CONSERVATION — Jennifer Ekstrom, executive director of the Lake Pend Oreille Waterkeeper has announced she's moving on to another career opportunity.
Shannon Williamson will step in as the new Lake Pend Oreille Waterkeeper on Monday, Sept. 26.
Williamson — firstname.lastname@example.org — is a marine biologist with a distinguished academic career.
Read on for her resume and what she brings to protecting the Lake Pend Oreille watershed, as well as notes on where Ekstrom is headed.
Williamson earned her bachelor’s degree in marine biology (studying dolphin communication) from the University of North Carolina, Wilmington in 1996 and her Ph.D. in marine science (studying virus-host interactions) from the University of South Florida, St. Petersburg in 2003.
Williamson performed postdoctoral research in deep-sea hydrothermal vent microbial ecology at the University of Delaware. Upon completion of her postdoctoral work in 2005, she was appointed the Director of Environmental Virology and an Assistant Professor at the (not for profit) J. Craig Venter Institute in San Diego, California. As an aquatic microbial ecologist and program director, She has extensive experience merging ecological principles with cutting edge research as well as program management, fundraising, and award administration.
Williamson has authored or co-authored more than 20 peer-reviewed scientific journal articles in addition to chapters for three graduate-level textbooks. She said she is looking forward to integrating her scientific expertise with public awareness and advocacy to continue our work protecting Lake Pend Oreille and its watershed.
Here's where Ekstrom says she's headed:
I leaving to pursue a long-time dream….
My new endeavor will be to produce and direct compelling and entertaining documentary films about critical issues of our time. The first one I aim to produce will be about proposed tar sands extraction in southeastern Utah. This precedent setting proposal puts roughly 2 million acres at stake in the headwaters of the Colorado River.

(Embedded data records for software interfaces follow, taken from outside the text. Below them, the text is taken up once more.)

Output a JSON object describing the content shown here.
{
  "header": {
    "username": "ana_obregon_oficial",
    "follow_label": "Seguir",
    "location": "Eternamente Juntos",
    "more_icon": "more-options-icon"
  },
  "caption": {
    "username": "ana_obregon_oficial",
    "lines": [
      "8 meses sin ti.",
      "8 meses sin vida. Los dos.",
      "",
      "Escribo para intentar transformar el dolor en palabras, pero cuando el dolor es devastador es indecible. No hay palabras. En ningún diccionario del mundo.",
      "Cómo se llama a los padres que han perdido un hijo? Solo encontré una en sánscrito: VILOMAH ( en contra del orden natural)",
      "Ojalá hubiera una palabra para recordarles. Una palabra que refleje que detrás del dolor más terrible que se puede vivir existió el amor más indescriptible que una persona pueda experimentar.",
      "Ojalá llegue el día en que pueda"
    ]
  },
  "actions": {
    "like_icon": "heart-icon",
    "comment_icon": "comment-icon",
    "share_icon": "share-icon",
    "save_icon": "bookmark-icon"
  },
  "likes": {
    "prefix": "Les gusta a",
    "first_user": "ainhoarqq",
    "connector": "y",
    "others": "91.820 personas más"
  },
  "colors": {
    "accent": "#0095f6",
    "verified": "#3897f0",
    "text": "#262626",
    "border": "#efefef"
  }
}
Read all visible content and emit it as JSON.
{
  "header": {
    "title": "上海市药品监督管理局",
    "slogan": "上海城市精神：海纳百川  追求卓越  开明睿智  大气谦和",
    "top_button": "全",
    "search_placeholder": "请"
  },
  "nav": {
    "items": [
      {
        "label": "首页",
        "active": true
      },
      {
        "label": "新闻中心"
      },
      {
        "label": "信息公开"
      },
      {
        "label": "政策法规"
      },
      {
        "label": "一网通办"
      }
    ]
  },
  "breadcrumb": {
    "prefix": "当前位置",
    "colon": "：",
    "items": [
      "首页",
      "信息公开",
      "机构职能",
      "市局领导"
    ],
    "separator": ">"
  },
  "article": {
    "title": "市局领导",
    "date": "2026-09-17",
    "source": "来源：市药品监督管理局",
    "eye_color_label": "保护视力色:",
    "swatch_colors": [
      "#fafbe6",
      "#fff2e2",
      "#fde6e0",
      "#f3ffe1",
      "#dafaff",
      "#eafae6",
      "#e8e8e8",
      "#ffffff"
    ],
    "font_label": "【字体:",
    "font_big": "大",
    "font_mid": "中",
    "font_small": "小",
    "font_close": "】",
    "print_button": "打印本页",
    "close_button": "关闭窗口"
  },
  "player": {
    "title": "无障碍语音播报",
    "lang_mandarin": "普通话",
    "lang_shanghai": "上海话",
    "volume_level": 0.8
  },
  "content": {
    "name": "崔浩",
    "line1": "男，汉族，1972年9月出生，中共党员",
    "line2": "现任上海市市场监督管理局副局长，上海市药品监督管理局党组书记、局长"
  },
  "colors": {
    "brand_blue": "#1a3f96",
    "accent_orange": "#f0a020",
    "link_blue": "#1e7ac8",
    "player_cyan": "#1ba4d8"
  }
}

My hope is that the film will complement Colorado Riverkeeper’s great work pertaining to the project, by turning it into a National issue and at the same time highlighting the critical need for the US to invest in a clean energy infrastructure.